September 5, 1957
Tony Varona and Prio Auténtico followers, acting in concert with M-26-7, organized an overthrow plot featuring coordinated multiple air, naval and land forces, including attacks on Havana military headquarters. However, the plotters failed to inform confederates at Cayo Loco naval station in Cienfuegos that the date of the uprising had been postponed. Unaware of the change in plans, the Cayo Loco forces acted alone and were rapidly and decisively put down.
Shortly after the uprising began, a squadron of F-47 Thunderbolt fighter-bombers was sent out to bomb the Cayo Loco base to quell the uprising. However, the squadron chief and the pilots dispatched were involved or in sympathy with the rebels, and disobeyed orders by dropping their bombs out at sea. But the rebellion was quickly and forcefully put down upon the arrival of army troops and tanks.
The rebels military leader, 2nd Lt. Dionisio San Román, had been dishonorably discharged from the armed forces in connection with an earlier overthrow plot. Over fifty years later, a number of details about the Cienfuegos mutiny and its allied conspiracy remain uncertain and contentious, including the location and circumstances of San Román’s death. By some accounts he was killed during the uprising. By other accounts San Román tried to escape by sea but was captured by a PBY amphibian airplane and flown to Havana where he was tortured and killed.
The casualties of the uprising numbered about 300. Surviving plotters were tried and found guilty at Court Martial, some sentenced to execution by firing squad. Batista commuted the death sentences to life imprisonment. Tony Varona was charged as a conspirator in the plot. But he sought asylum in the Chilean embassy and Batista allowed him safe conduct to leave the country. Soon thereafter Varona returned to Miami, continuing his work with Miami revolutionary operations against Batista.
Ex-Fidelista Pérez Vidal reports that Castro told his followers in Cuba and revolutionaries in Miami to avoid publicity for the Cienfuegos uprising because it would divert press coverage from M-26-7 operations, and that their comments to the press should treat it dismissively as an internal struggle among Batista's rivals in the Army.
The impact of the rebellion on public opinion may have been a factor in the imposition of the US arms embargo to Batista’s government six months later. The failed revolt caused a military purge, leading to the imprisonment of many air force officers for rebellion and treason. Many others were dishonorably discharged. It also led Batista to mistrust the Air Force as a service not loyal to him, further eroding morale of the Cuban armed forces. Representative coverage of these incidents in contemporaneous US press accounts is found in reporting by Time and the New York Times.
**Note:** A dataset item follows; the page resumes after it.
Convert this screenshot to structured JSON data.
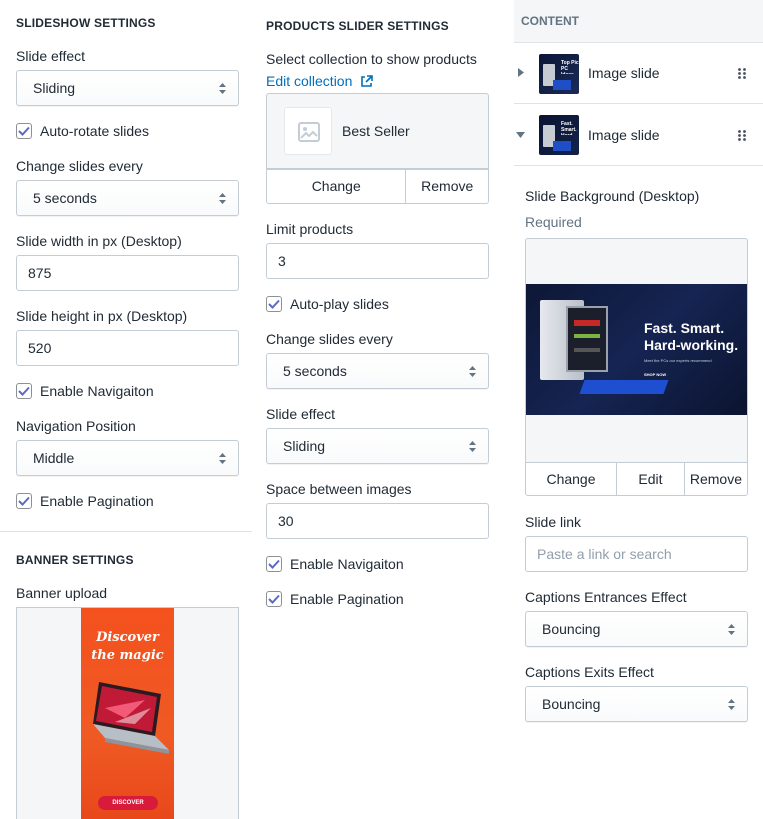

Related Cuba 1952-1959 posts:
- (March 1958) Judiciary challenges to Batista : Officials charged for torture and murder of Dionisio San Román and other conspirators in the Cayo Loco uprising